The drastic measures were included to spur more candid discussions about fare increases and expense cuts, according to advisory group representatives.
No recommendations have been made, but riders are worried.
"Among unpleasant options, imposing weekend parking fees at Metrorail lots is sure a lot better than service cuts or fare increases," said Jack Corbett, co-founder of MetroRiders.org, a user group. Corbett said the group believes that increased contributions from the sponsoring jurisdictions is the best way to address the budget gap. "Riders' fares were hugely increased last year," he said. "Now it's time for the governments to pony up more."
Metro board Chairman Jim Graham said any talk of service cuts is premature. "This has needlessly agitated our riding public," he said. The board must first continue "extensive scrubbing" of expenses and get a "full understanding" of how the pending economic stimulus package could help Metro's budget.
The advisory group's discussions probably will not be part of Thursday's budget work session, he said.

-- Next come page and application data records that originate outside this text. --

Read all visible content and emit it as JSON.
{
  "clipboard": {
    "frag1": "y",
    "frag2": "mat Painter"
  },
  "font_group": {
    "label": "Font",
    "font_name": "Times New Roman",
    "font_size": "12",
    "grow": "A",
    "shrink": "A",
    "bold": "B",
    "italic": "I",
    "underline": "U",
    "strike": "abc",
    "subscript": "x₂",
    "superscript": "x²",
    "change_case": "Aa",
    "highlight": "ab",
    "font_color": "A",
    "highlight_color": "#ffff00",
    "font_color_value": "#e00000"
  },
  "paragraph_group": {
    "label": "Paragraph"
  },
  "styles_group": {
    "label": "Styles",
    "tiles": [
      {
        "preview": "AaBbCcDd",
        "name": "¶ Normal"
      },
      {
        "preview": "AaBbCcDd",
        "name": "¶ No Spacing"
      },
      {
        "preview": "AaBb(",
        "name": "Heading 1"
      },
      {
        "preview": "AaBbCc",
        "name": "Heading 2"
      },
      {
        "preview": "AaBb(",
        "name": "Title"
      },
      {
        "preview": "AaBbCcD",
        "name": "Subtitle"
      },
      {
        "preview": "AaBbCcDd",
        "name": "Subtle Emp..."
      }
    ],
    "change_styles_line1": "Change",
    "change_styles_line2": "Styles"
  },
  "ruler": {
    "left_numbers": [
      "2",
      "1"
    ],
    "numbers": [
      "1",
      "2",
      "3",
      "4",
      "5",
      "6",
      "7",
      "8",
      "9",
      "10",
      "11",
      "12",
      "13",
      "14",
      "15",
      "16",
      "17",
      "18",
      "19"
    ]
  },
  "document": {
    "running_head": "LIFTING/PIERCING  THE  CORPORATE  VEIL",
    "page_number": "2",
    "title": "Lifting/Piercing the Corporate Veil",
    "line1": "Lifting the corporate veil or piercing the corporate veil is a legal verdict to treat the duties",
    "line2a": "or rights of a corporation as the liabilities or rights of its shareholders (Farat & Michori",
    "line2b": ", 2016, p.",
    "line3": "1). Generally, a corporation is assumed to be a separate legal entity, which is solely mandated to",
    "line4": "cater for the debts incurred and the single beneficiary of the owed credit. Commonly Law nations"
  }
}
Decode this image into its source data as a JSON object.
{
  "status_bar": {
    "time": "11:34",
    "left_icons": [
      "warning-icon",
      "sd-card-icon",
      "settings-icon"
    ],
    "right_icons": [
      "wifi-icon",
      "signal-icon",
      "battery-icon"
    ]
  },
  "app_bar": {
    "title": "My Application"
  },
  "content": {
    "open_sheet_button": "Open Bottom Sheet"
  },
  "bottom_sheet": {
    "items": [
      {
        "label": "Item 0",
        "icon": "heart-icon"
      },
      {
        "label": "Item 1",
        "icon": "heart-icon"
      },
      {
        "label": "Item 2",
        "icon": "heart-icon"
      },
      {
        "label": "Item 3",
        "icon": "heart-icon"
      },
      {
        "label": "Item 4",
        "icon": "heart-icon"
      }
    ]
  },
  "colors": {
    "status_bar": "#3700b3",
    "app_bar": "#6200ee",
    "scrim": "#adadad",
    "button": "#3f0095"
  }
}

Catoe ruled out shutting down Metro early. "We're not closing our rail system at 10 o'clock unless there's a whole collapse of the local economy," he said yesterday. "It ain't gonna happen."
In the past, riders have suggested that Metro raise money by doing away with free parking on weekends and holidays. Doing so would require a vote by Metro's board.
Daily parking at most Metro lots and garages is $4.25 to $4.75; the fees rose 75 cents in January 2008, when the largest fare and fee increases in Metro history went into effect. Metro kept weekend and holiday parking free to boost off-peak ridership; in recent years, some of the biggest ridership growth has occurred outside rush hours, at night and on weekends.
Catoe said staffers have to determine whether any potential revenue would be offset by a loss in riders. During the last fare increase, ridership continued to rise, contrary to suggestions that it would drop, Catoe said.
Metro has nearly 60,000 parking spaces. Although some lots are used heavily on weekends, none fill up, according to spokeswoman Lisa Farbstein. Most of the revenue from daily parking goes to Metro; some is directed to the jurisdictions where the lots are located. Metro expects to collect about $50 million in parking revenue this year, which includes daily, reserved and metered parking.